Wednesday, April 13, 2011

Negative Divergence

If nothing else, what a fascinating market environment to be swimming in. 

– Quantitative easing 

– Sovereign debt cris(es) 
– Exploding commodity costs 
– Plunging real estate values 
– Surging stock markets 

And yet, I’m sure every generation feels the same degree of narcissism towards their place in history.

Maybe we’re not that special and should drop the drama.

Markets go up, down and sideways – no? 

Just because you’re a part of the Quantitative Generation (Gen Q as my kids like to call it) doesn’t give you the right to claim the mantel on the Wall of Shame. 

Gen Y did bring us Snooki… and the Snuggie. 

And yet, even in the face of such massive disachievement (trust me, it’s an anthropologic term), I can’t help but recall the Summer of 2007 in here. Markets were swooning; Chuck Prince was dancing; Jimmy Cayne was toking. We were walking on the precipice – moving along the hinge. 

Interestingly enough, the markets were about to call Bernanke to the Court of Stimulus – he so famously now adjudicates. Perhaps they are getting ready to test his hand once again as we approach the conclusion of QE2. It would make for an interesting bookend. 


A few things in the charts remind me of that intermediate top in late July 2007. Namely, the momentum in the markets and how they are reflected in a few of the technical metrics I follow. The key words here are negative divergence

It may be useful to use the late 2007 tape as a fractal guide over the next several weeks. None of us can see around the bend in the road, but we can look for the guideposts. 

Another aspect that is reminiscent of 2007 is the underperformance of the financial sector. By the summer of 2007, the financials (BKX) had already been in a declining trend of lower highs and lower lows for over four months. They were the canary in the market’s internal mine and foreshadowed the eventual top in the broader indices. I am watching them again with great attention to see if they can get off the mat and start leading the market higher from here.

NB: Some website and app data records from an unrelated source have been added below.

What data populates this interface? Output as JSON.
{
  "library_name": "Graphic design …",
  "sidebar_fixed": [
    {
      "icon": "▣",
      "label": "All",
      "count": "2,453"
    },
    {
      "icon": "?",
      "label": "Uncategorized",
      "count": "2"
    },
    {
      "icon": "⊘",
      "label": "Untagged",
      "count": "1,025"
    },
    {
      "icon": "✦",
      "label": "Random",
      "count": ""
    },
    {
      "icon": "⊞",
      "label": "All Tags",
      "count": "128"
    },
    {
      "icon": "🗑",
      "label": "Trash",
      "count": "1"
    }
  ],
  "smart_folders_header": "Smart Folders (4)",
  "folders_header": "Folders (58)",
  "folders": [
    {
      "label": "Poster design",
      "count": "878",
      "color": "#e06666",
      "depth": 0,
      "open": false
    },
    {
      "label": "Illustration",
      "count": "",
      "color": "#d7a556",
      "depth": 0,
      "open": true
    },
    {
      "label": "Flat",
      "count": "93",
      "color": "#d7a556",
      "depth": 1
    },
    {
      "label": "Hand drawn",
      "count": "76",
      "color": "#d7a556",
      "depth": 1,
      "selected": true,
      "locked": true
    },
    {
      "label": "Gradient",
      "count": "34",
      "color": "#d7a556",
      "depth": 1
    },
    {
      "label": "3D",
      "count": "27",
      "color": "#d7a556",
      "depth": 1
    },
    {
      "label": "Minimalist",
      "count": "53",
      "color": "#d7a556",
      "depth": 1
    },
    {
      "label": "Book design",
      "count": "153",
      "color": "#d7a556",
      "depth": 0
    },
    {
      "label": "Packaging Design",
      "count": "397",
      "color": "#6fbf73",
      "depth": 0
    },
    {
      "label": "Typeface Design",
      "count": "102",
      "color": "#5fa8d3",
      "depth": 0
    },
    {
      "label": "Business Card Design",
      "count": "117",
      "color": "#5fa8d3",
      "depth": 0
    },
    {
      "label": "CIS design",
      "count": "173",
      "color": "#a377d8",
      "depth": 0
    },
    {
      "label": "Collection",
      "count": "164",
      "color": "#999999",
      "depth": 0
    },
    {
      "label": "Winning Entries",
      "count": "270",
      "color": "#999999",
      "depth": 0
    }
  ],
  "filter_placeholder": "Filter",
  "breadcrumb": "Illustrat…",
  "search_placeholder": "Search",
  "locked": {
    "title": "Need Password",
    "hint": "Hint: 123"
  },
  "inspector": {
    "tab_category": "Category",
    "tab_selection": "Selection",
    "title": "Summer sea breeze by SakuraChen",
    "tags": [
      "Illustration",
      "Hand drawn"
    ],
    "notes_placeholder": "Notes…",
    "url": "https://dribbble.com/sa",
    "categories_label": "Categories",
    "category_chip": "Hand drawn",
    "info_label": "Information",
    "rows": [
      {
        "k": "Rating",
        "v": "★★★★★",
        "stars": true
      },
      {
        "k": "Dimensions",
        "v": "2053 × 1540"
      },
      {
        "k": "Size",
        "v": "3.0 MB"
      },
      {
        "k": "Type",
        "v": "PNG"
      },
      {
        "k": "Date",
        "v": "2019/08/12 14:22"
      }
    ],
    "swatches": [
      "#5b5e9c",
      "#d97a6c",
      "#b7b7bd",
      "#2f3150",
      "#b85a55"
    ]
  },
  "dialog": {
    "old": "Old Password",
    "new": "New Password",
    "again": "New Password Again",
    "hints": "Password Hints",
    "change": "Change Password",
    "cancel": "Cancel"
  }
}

If they can’t catch a bid this earnings season, it doesn’t bode well for the market going forward. 

So stay frosty traders.